4. Faculty are rewarded and incentives are available based on a variety of criteria, including research, outreach, and teaching; and
5. Rewards are based on the outstanding contributions of faculty, not on the narrowly perceived criteria that focus on impressing a handful of faculty peers.

We believe that the university of the future will be built on multiple, flexible organizing structures - certainly research, but also outreach. Our function will be to discover new information, or to reorganize old information into new meanings and to apply it to emerging and persistent problems. And our function will be to teach "students" how to learn in a society based on knowledge and learning.

How Can We Move the Change Agenda Forward

What will it take? It will require a significant adjustment in both action and attitudes.

Here is what I suggest:

1. Start with a statement of vision and values for the institution, the college, the department, etc. In an era of rapid change and global technology, we must be vision driven and value based.
2. Name the issues that you most want to impact and make it a priority up and down the administrative units of the university - bring public will and institutional alignment to make progress on the public agenda.
3. Invest in your transition to a major, highly networked, global university. Utilize global networks and resources to address local issues.
4. Insist on authentic public participation and engagement. Reach out to new and different constituencies, and give them real work and expect real input.
5. Align the leadership and the effort - president, provost, dean, chairs, and faculty - for maximum impact, for internal commitment and ownership; and for external communication. Engage around a shared vision that will lead to collective action, and expect faculty efforts to contribute to institutional outcomes.
6. Develop new partnerships and coalitions to accomplish the difficult goals of engagement. Place the university in the role of knowledge broker.
7. Convey a willingness to serve the public good. Take on issues that don't rely on special interests or the ability to pay. Make yourself an indispensable part of problem solving for your primary constituencies in your state.
8. Create a recognition and rewards system that promotes authentic contributions to discovery, engagement, and learning mission at the college, department, and faculty levels.

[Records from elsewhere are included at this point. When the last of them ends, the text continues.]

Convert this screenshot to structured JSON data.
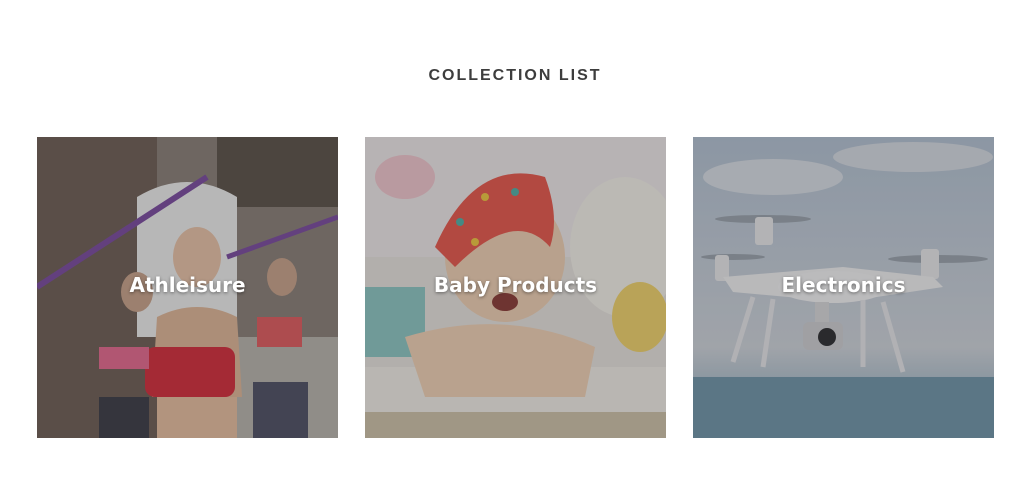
{
  "section": {
    "title": "COLLECTION LIST"
  },
  "collections": [
    {
      "label": "Athleisure",
      "image": "athleisure-fitness-photo"
    },
    {
      "label": "Baby Products",
      "image": "baby-with-headscarf-photo"
    },
    {
      "label": "Electronics",
      "image": "drone-in-sky-photo"
    }
  ]
}
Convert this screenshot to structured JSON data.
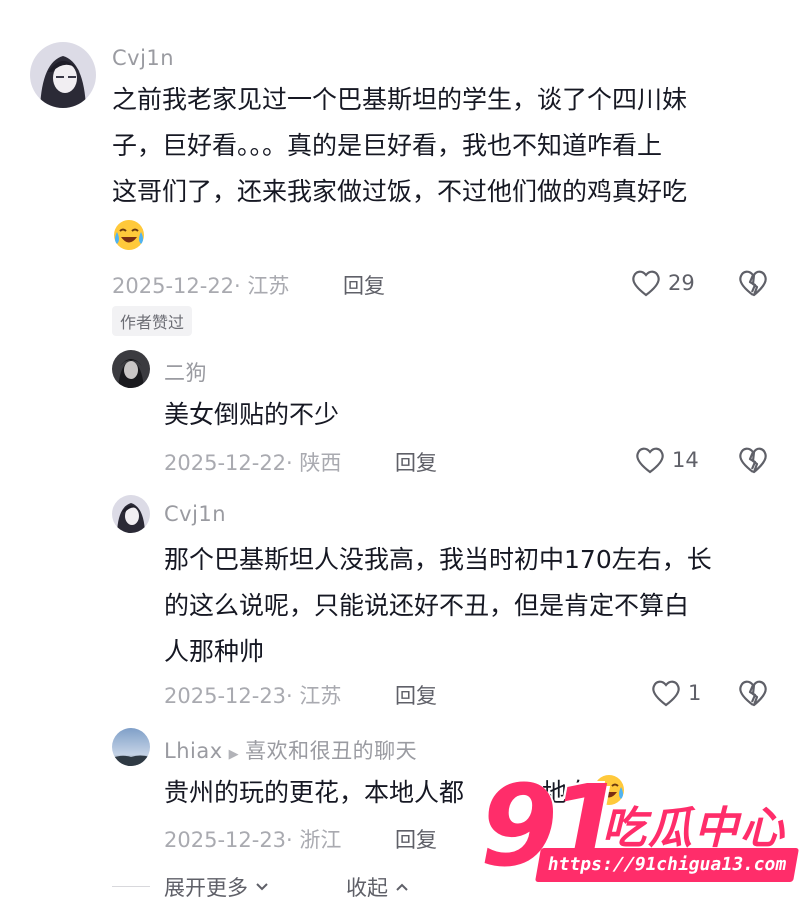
{
  "comments": [
    {
      "username": "Cvj1n",
      "lines": [
        "之前我老家见过一个巴基斯坦的学生，谈了个四川妹",
        "子，巨好看。。。真的是巨好看，我也不知道咋看上",
        "这哥们了，还来我家做过饭，不过他们做的鸡真好吃"
      ],
      "emoji": "crying-laughing-emoji",
      "date_location": "2025-12-22· 江苏",
      "reply_label": "回复",
      "likes": "29",
      "badge": "作者赞过"
    }
  ],
  "replies": [
    {
      "username": "二狗",
      "text": "美女倒贴的不少",
      "date_location": "2025-12-22· 陕西",
      "reply_label": "回复",
      "likes": "14"
    },
    {
      "username": "Cvj1n",
      "lines": [
        "那个巴基斯坦人没我高，我当时初中170左右，长",
        "的这么说呢，只能说还好不丑，但是肯定不算白",
        "人那种帅"
      ],
      "date_location": "2025-12-23· 江苏",
      "reply_label": "回复",
      "likes": "1"
    },
    {
      "username": "Lhiax",
      "reply_to": "喜欢和很丑的聊天",
      "text": "贵州的玩的更花，本地人都",
      "text_tail": "地女",
      "date_location": "2025-12-23· 浙江",
      "reply_label": "回复"
    }
  ],
  "footer": {
    "expand_label": "展开更多",
    "collapse_label": "收起"
  },
  "watermark": {
    "number": "91",
    "title": "吃瓜中心",
    "url": "https://91chigua13.com"
  },
  "colors": {
    "text": "#161823",
    "muted": "#a9aab0",
    "watermark": "#ff2d6a"
  }
}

It is easy for me to see why the Kellogg Foundation has invested in you and your work over the years - higher education and the knowledge system you represent is absolutely essential for the survival of the communities that we strive to serve. Sustaining change at the community level demands connections to knowledge and technical assistance resources.

But just as communities need to change to respond to a changing global environment, higher education must change also. You have always been responsive to what society has needed, and I have little doubt that you'll be successful in making the needed adjustments. The Kellogg Foundation will be there as a long-term partner as long as it has positive impact on helping people help themselves.

But in the spirit of Abraham Lincoln, and in this city, and in this time - we must rededicate ourselves to be the People's University - a leader and a partner in rebuilding America.

I wish you well as we all struggle in these times of uncertainty. But please remember, we are counting on you to be a significant part of the solutions. Thank you again for this fine recognition, and best wishes during the remainder of the conference.